── MATERIAL SHOWN
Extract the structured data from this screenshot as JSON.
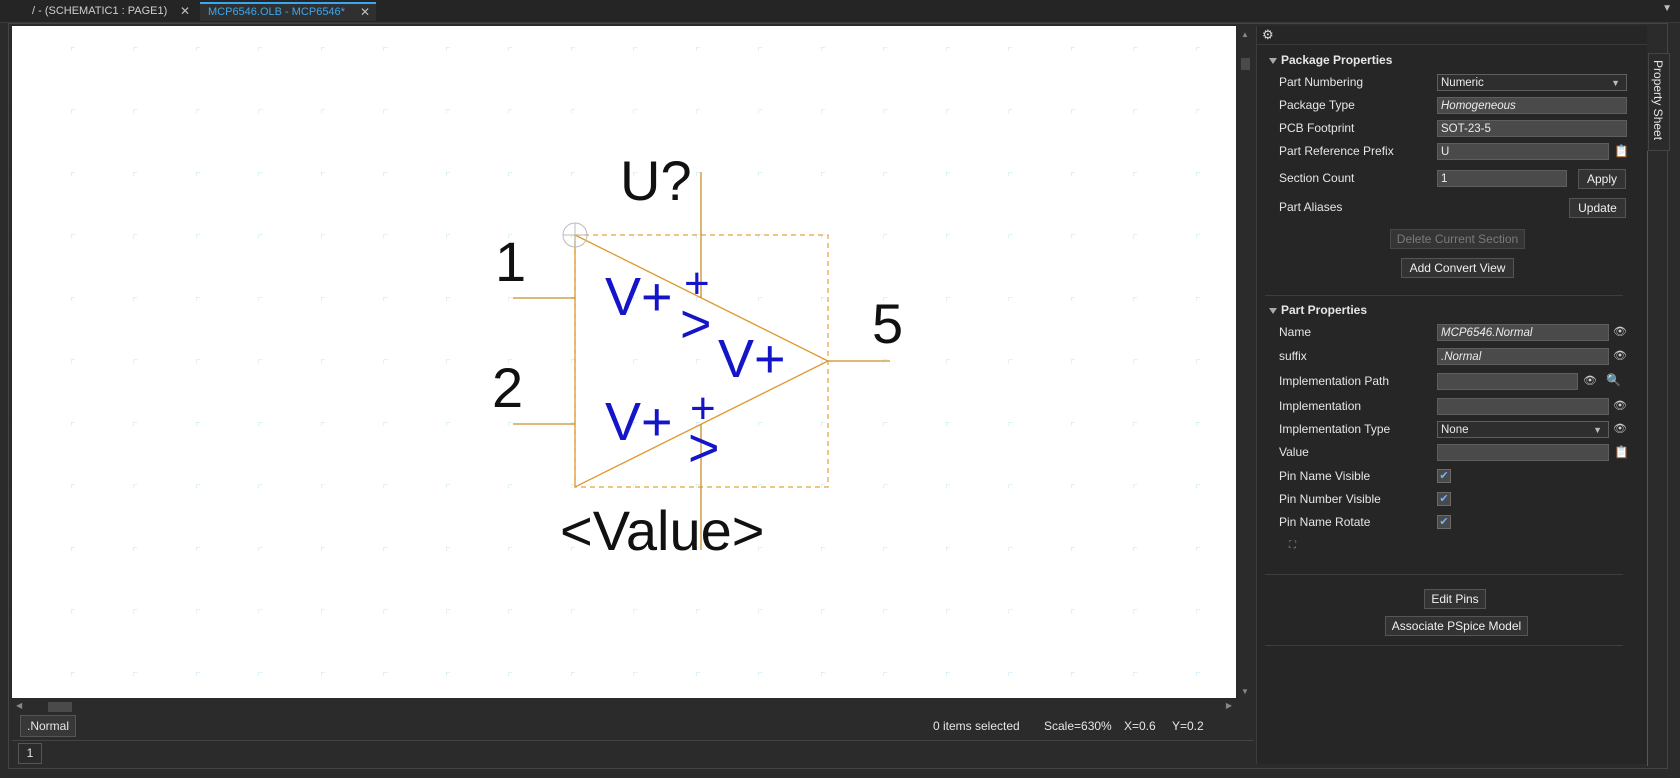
{
  "tabs": [
    {
      "label": "/ - (SCHEMATIC1 : PAGE1)",
      "close": "✕"
    },
    {
      "label": "MCP6546.OLB - MCP6546*",
      "close": "✕"
    }
  ],
  "tab_menu": "▼",
  "canvas": {
    "ref": "U?",
    "value": "<Value>",
    "pin1": "1",
    "pin2": "2",
    "pin5": "5",
    "vplus": "V+",
    "plus": "+",
    "gt": ">"
  },
  "status": {
    "view_tab": ".Normal",
    "items_selected": "0 items selected",
    "scale": "Scale=630%",
    "x": "X=0.6",
    "y": "Y=0.2",
    "page": "1"
  },
  "panel": {
    "vertical_tab": "Property Sheet",
    "package": {
      "title": "Package Properties",
      "part_numbering_label": "Part Numbering",
      "part_numbering_value": "Numeric",
      "package_type_label": "Package Type",
      "package_type_value": "Homogeneous",
      "pcb_footprint_label": "PCB Footprint",
      "pcb_footprint_value": "SOT-23-5",
      "ref_prefix_label": "Part Reference Prefix",
      "ref_prefix_value": "U",
      "section_count_label": "Section Count",
      "section_count_value": "1",
      "apply": "Apply",
      "aliases_label": "Part Aliases",
      "update": "Update",
      "delete_section": "Delete Current Section",
      "add_convert": "Add Convert View"
    },
    "part": {
      "title": "Part Properties",
      "name_label": "Name",
      "name_value": "MCP6546.Normal",
      "suffix_label": "suffix",
      "suffix_value": ".Normal",
      "impl_path_label": "Implementation Path",
      "impl_label": "Implementation",
      "impl_type_label": "Implementation Type",
      "impl_type_value": "None",
      "value_label": "Value",
      "pin_name_visible": "Pin Name Visible",
      "pin_number_visible": "Pin Number Visible",
      "pin_name_rotate": "Pin Name Rotate"
    },
    "edit_pins": "Edit Pins",
    "associate": "Associate PSpice Model"
  }
}
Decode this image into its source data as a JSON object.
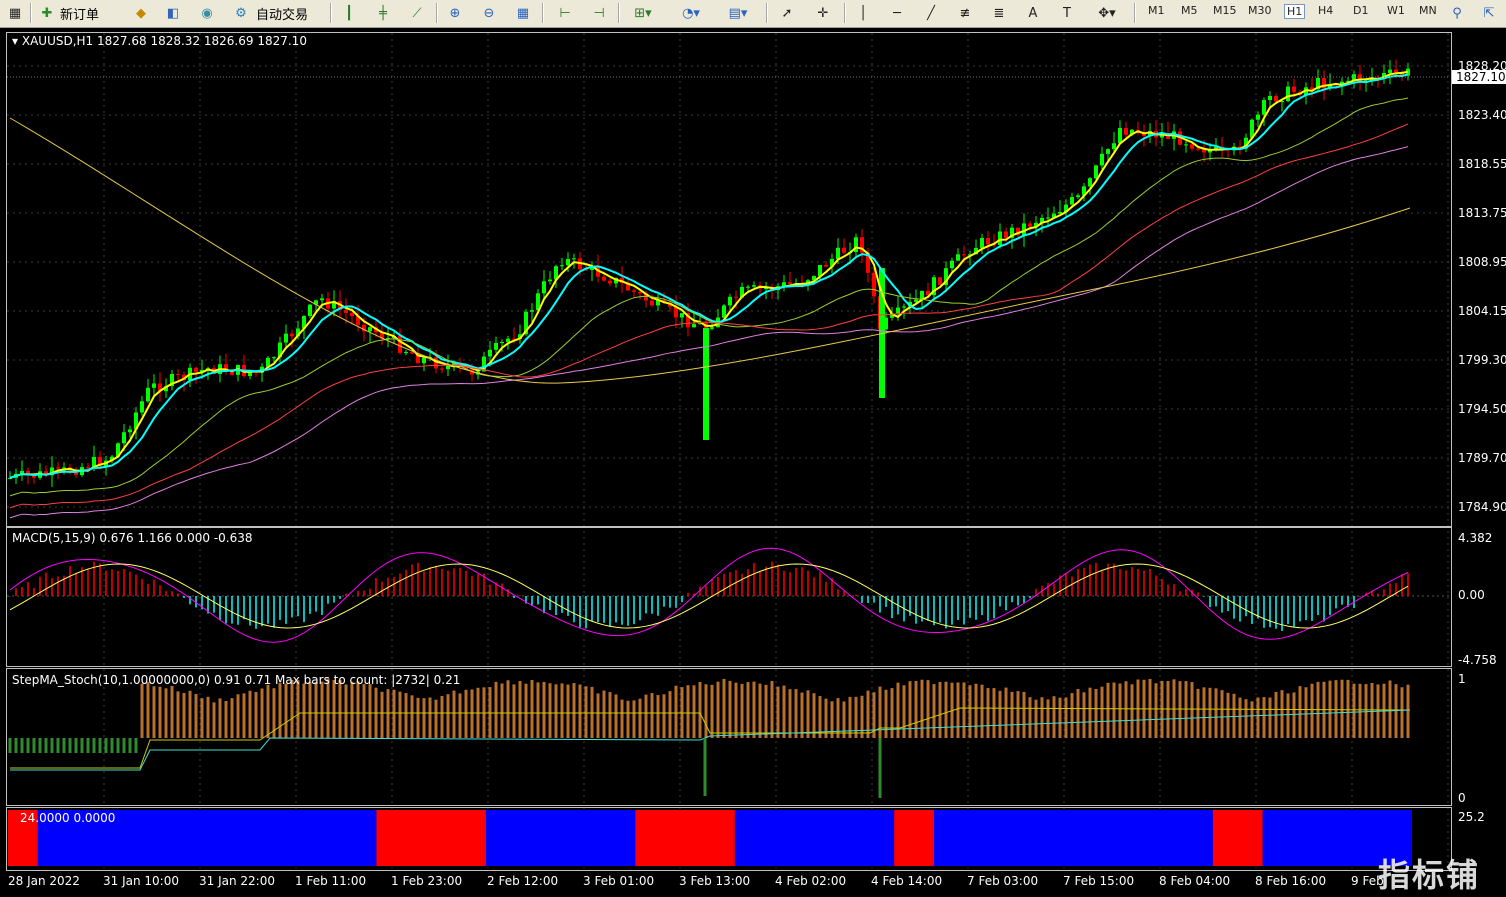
{
  "toolbar": {
    "new_order_label": "新订单",
    "auto_trade_label": "自动交易",
    "timeframes": [
      "M1",
      "M5",
      "M15",
      "M30",
      "H1",
      "H4",
      "D1",
      "W1",
      "MN"
    ],
    "active_timeframe": "H1"
  },
  "chart_header": {
    "symbol": "XAUUSD,H1",
    "ohlc": "1827.68 1828.32 1826.69 1827.10"
  },
  "current_price": "1827.10",
  "price_axis": [
    "1828.20",
    "1823.40",
    "1818.55",
    "1813.75",
    "1808.95",
    "1804.15",
    "1799.30",
    "1794.50",
    "1789.70",
    "1784.90"
  ],
  "macd": {
    "label": "MACD(5,15,9) 0.676 1.166 0.000 -0.638",
    "axis": [
      "4.382",
      "0.00",
      "-4.758"
    ]
  },
  "stepma": {
    "label": "StepMA_Stoch(10,1.00000000,0) 0.91 0.71  Max bars to count: |2732|   0.21",
    "axis": [
      "1",
      "0"
    ]
  },
  "bottom_indicator": {
    "label": "24.0000 0.0000",
    "axis": [
      "25.2"
    ],
    "colors": {
      "up": "#0000ff",
      "down": "#ff0000"
    },
    "segments": [
      {
        "state": "down",
        "span": [
          0,
          3
        ]
      },
      {
        "state": "up",
        "span": [
          3,
          37
        ]
      },
      {
        "state": "down",
        "span": [
          37,
          48
        ]
      },
      {
        "state": "up",
        "span": [
          48,
          63
        ]
      },
      {
        "state": "down",
        "span": [
          63,
          73
        ]
      },
      {
        "state": "up",
        "span": [
          73,
          89
        ]
      },
      {
        "state": "down",
        "span": [
          89,
          93
        ]
      },
      {
        "state": "up",
        "span": [
          93,
          121
        ]
      },
      {
        "state": "down",
        "span": [
          121,
          126
        ]
      },
      {
        "state": "up",
        "span": [
          126,
          141
        ]
      }
    ]
  },
  "time_axis": [
    "28 Jan 2022",
    "31 Jan 10:00",
    "31 Jan 22:00",
    "1 Feb 11:00",
    "1 Feb 23:00",
    "2 Feb 12:00",
    "3 Feb 01:00",
    "3 Feb 13:00",
    "4 Feb 02:00",
    "4 Feb 14:00",
    "7 Feb 03:00",
    "7 Feb 15:00",
    "8 Feb 04:00",
    "8 Feb 16:00",
    "9 Feb"
  ],
  "watermark": "指标铺",
  "colors": {
    "background": "#000000",
    "bull_candle": "#00ff00",
    "bear_candle": "#ff0000",
    "ma_fast": "#ffff00",
    "ma_mid": "#00ffff",
    "macd_hist_pos": "#ff0000",
    "macd_hist_neg": "#00ffff",
    "macd_main": "#ff00ff",
    "macd_signal": "#ffff66",
    "stoch_hist": "#b8702f"
  }
}
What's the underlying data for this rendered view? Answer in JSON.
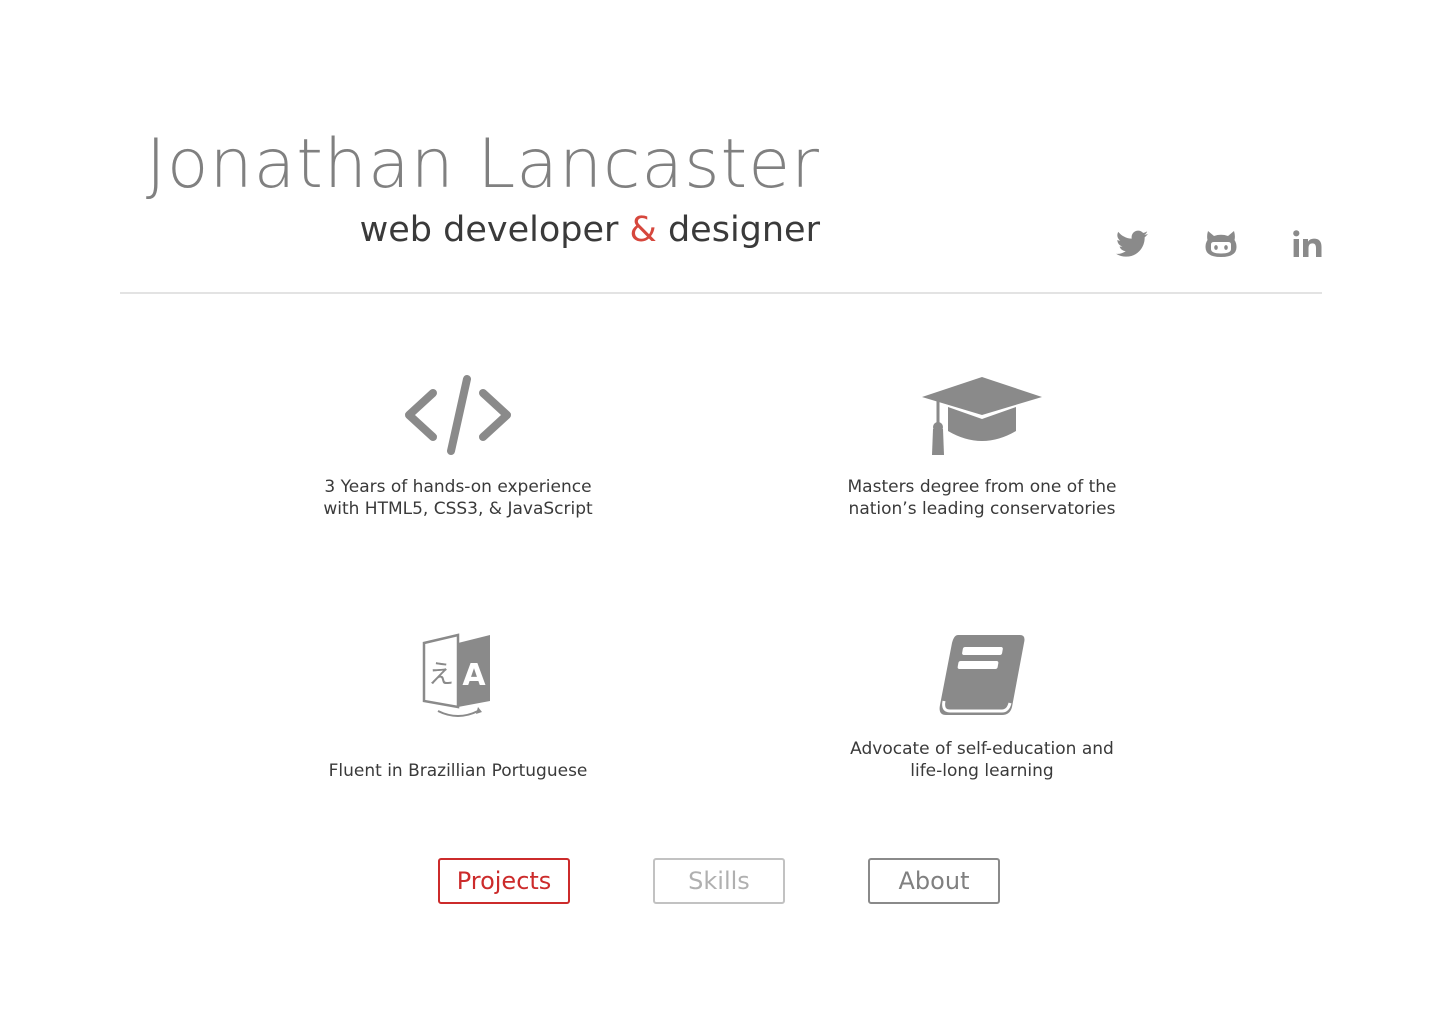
{
  "header": {
    "name": "Jonathan Lancaster",
    "tagline_before": "web developer ",
    "tagline_amp": "&",
    "tagline_after": " designer"
  },
  "social": [
    {
      "name": "twitter-icon"
    },
    {
      "name": "github-icon"
    },
    {
      "name": "linkedin-icon"
    }
  ],
  "features": [
    {
      "icon": "code-icon",
      "lines": [
        "3 Years of hands-on experience",
        "with HTML5, CSS3, & JavaScript"
      ]
    },
    {
      "icon": "graduation-cap-icon",
      "lines": [
        "Masters degree from one of the",
        "nation’s leading conservatories"
      ]
    },
    {
      "icon": "translate-icon",
      "lines": [
        "Fluent in Brazillian Portuguese"
      ]
    },
    {
      "icon": "book-icon",
      "lines": [
        "Advocate of self-education and",
        "life-long learning"
      ]
    }
  ],
  "nav": [
    {
      "label": "Projects",
      "state": "active",
      "color": "#cc2b2b"
    },
    {
      "label": "Skills",
      "state": "disabled",
      "color": "#b0b0b0"
    },
    {
      "label": "About",
      "state": "default",
      "color": "#808080"
    }
  ],
  "colors": {
    "accent": "#d6473d",
    "icon_gray": "#8a8a8a",
    "name_gray": "#808080",
    "text_dark": "#3a3a3a"
  }
}
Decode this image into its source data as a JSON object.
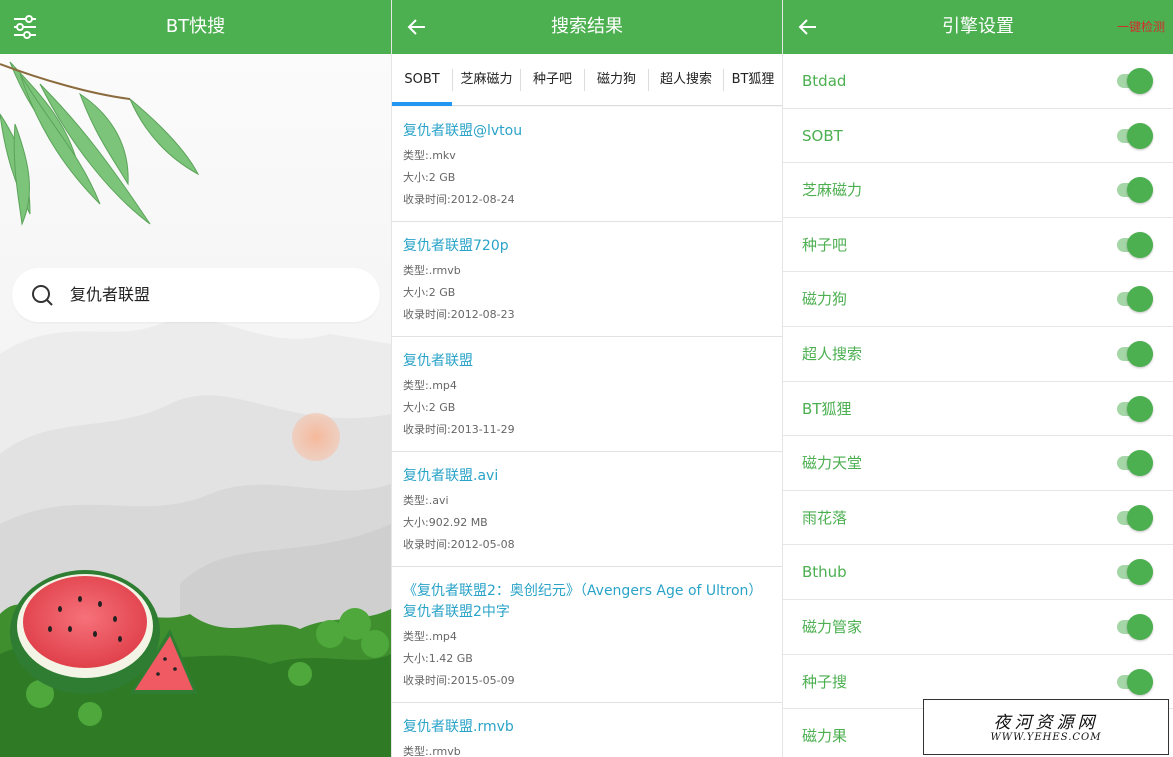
{
  "panel1": {
    "title": "BT快搜",
    "menu_icon": "sliders-icon",
    "search": {
      "icon": "search-icon",
      "value": "复仇者联盟"
    }
  },
  "panel2": {
    "title": "搜索结果",
    "back_icon": "arrow-left-icon",
    "tabs": [
      {
        "label": "SOBT",
        "active": true
      },
      {
        "label": "芝麻磁力"
      },
      {
        "label": "种子吧"
      },
      {
        "label": "磁力狗"
      },
      {
        "label": "超人搜索"
      },
      {
        "label": "BT狐狸"
      }
    ],
    "results": [
      {
        "title": "复仇者联盟@lvtou",
        "type": "类型:.mkv",
        "size": "大小:2 GB",
        "time": "收录时间:2012-08-24"
      },
      {
        "title": "复仇者联盟720p",
        "type": "类型:.rmvb",
        "size": "大小:2 GB",
        "time": "收录时间:2012-08-23"
      },
      {
        "title": "复仇者联盟",
        "type": "类型:.mp4",
        "size": "大小:2 GB",
        "time": "收录时间:2013-11-29"
      },
      {
        "title": "复仇者联盟.avi",
        "type": "类型:.avi",
        "size": "大小:902.92 MB",
        "time": "收录时间:2012-05-08"
      },
      {
        "title": "《复仇者联盟2：奥创纪元》（Avengers Age of Ultron）复仇者联盟2中字",
        "type": "类型:.mp4",
        "size": "大小:1.42 GB",
        "time": "收录时间:2015-05-09"
      },
      {
        "title": "复仇者联盟.rmvb",
        "type": "类型:.rmvb",
        "size": "",
        "time": ""
      }
    ]
  },
  "panel3": {
    "title": "引擎设置",
    "back_icon": "arrow-left-icon",
    "action": "一键检测",
    "engines": [
      {
        "name": "Btdad",
        "on": true
      },
      {
        "name": "SOBT",
        "on": true
      },
      {
        "name": "芝麻磁力",
        "on": true
      },
      {
        "name": "种子吧",
        "on": true
      },
      {
        "name": "磁力狗",
        "on": true
      },
      {
        "name": "超人搜索",
        "on": true
      },
      {
        "name": "BT狐狸",
        "on": true
      },
      {
        "name": "磁力天堂",
        "on": true
      },
      {
        "name": "雨花落",
        "on": true
      },
      {
        "name": "Bthub",
        "on": true
      },
      {
        "name": "磁力管家",
        "on": true
      },
      {
        "name": "种子搜",
        "on": true
      },
      {
        "name": "磁力果",
        "on": true
      }
    ]
  },
  "watermark": {
    "line1": "夜河资源网",
    "line2": "WWW.YEHES.COM"
  },
  "colors": {
    "primary": "#4caf50",
    "link": "#2aa3c8",
    "tab_indicator": "#2196f3",
    "action": "#d32f2f"
  }
}
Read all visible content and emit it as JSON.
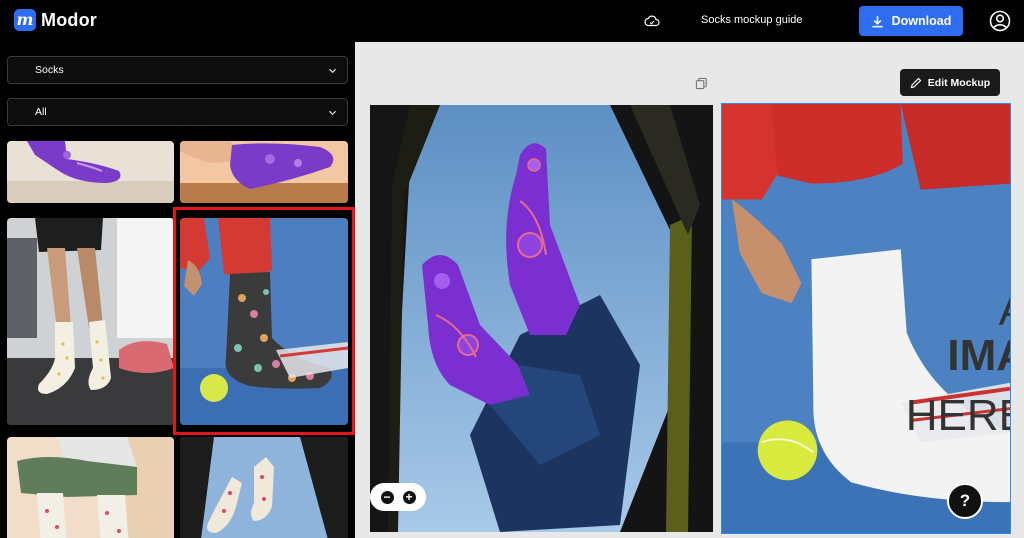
{
  "header": {
    "logo_mark": "m",
    "logo_text": "Modor",
    "guide_link": "Socks mockup guide",
    "download_label": "Download"
  },
  "sidebar": {
    "category_select": "Socks",
    "filter_select": "All",
    "thumbnails": [
      {
        "name": "purple-sock-on-carpet"
      },
      {
        "name": "purple-sock-on-table"
      },
      {
        "name": "white-dotted-socks-gym"
      },
      {
        "name": "black-floral-sock-tennis",
        "selected": true
      },
      {
        "name": "patterned-socks-sitting"
      },
      {
        "name": "socks-in-car-window"
      }
    ]
  },
  "main": {
    "edit_label": "Edit Mockup",
    "watermark": {
      "line1": "A",
      "line2": "IMA",
      "line3": "HERE"
    },
    "help_label": "?",
    "zoom_out": "−",
    "zoom_in": "+"
  },
  "colors": {
    "accent": "#2f6df0",
    "selection": "#e0161d",
    "main_bg": "#e8e8e8"
  }
}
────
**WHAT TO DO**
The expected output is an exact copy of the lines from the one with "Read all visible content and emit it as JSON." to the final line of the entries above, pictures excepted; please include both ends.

**RESULT**
Read all visible content and emit it as JSON.
{
  "header": {
    "logo_mark": "m",
    "logo_text": "Modor",
    "guide_link": "Socks mockup guide",
    "download_label": "Download"
  },
  "sidebar": {
    "category_select": "Socks",
    "filter_select": "All",
    "thumbnails": [
      {
        "name": "purple-sock-on-carpet"
      },
      {
        "name": "purple-sock-on-table"
      },
      {
        "name": "white-dotted-socks-gym"
      },
      {
        "name": "black-floral-sock-tennis",
        "selected": true
      },
      {
        "name": "patterned-socks-sitting"
      },
      {
        "name": "socks-in-car-window"
      }
    ]
  },
  "main": {
    "edit_label": "Edit Mockup",
    "watermark": {
      "line1": "A",
      "line2": "IMA",
      "line3": "HERE"
    },
    "help_label": "?",
    "zoom_out": "−",
    "zoom_in": "+"
  },
  "colors": {
    "accent": "#2f6df0",
    "selection": "#e0161d",
    "main_bg": "#e8e8e8"
  }
}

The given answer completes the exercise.